As an intern of the Northern Jaguar Project, I found myself invited into a wilderness that defies expectation, and a community that carries the heavy weight of its preservation with rugged devotion.

It has been a month since I left the Northern Jaguar Reserve, and since then I have not stopped envisioning when I might return. I have found myself filling in my friends and family on what I have been up to, and I always look forward to seeing their faces when I tell them I spent two months on a jaguar reserve deep in one of the most remote wilderness areas of Sonora, Mexico. There is usually a short, stunned pause that follows this news along with an abundance of questions that I have on occasion lost my voice trying to answer.

What brings me the most joy are the stories I get to tell of my time there.

The more I tell these stories, the more I realize they are mostly about the people I met and engaged with – from the time I arrived in Hermosillo to be rescued by Santa to the day I left in a 4Runner packed with perfume professionals from Dryland Wilds. There were late night jaguar mural tours with Randy, many lessons and adventures with Miguel and Choco, and then there was camping with Laqui among the ghosts of Rancho Oro.

Every day was packed with memorable moments to hold on to and stories I won’t soon stop telling.

We would spend up to two weeks at a time on the reserve, camping, working, and hiking every day. Our primary focus was servicing all of the trail cameras, changing their position or the batteries and always collecting pictures. The cameras are spread all over the far reaches of the reserve, so we would hike deep into the wildest zones.

If we found animal tracks, we would study them and on occasion we would follow them. If we saw a unique bird, we would identify it. All of my interactions with the reserve’s flora and fauna steadily filled my journal. My naturalist’s checklist kept getting longer. It became difficult to keep up with all of the new information I desperately wanted to soak in.

My internship lasted two months, and during that time I became substantially tied into the land and the people that surrounded me in it. I still feel tied to the land, tied to the people, my friends. I miss it all, and I cannot wait until I have the opportunity to go back.

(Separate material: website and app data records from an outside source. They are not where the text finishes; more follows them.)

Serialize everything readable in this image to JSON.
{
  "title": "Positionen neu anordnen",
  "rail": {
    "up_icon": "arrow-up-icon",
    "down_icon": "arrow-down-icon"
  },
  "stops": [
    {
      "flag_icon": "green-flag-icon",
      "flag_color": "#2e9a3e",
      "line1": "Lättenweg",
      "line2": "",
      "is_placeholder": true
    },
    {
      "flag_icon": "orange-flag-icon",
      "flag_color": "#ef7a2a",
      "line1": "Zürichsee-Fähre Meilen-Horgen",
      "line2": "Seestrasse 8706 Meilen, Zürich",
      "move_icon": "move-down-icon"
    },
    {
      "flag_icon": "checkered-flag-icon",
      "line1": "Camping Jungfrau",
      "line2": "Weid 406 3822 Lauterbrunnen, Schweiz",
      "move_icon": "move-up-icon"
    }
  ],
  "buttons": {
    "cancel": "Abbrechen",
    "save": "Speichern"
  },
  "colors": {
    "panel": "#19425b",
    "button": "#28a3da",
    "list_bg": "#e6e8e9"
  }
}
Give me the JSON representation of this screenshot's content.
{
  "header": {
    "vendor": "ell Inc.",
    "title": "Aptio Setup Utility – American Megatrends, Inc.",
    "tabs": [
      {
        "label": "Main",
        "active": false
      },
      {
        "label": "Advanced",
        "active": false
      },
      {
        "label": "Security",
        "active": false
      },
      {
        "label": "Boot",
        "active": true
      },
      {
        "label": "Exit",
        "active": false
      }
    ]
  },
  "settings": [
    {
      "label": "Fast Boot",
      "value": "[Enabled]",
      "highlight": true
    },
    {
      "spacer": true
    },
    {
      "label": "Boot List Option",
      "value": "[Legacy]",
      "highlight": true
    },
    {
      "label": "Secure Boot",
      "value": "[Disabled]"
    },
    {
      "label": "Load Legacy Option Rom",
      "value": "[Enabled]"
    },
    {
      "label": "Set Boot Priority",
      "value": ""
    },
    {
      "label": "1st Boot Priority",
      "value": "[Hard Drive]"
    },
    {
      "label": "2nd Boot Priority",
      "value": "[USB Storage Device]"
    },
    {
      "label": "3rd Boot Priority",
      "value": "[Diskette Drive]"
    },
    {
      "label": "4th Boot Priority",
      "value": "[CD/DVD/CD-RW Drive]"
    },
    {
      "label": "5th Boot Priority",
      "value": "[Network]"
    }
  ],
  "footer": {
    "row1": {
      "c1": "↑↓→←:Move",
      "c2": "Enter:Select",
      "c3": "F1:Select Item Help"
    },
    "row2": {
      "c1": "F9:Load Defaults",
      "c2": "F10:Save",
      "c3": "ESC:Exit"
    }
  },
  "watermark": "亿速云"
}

Aaron Van Geem graduated from Alderleaf Wilderness College, where he learned to interpret wildlife tracks and sign, as well as backcountry survival skills.

Motion-triggered bobcat photo from the Northern Jaguar Reserve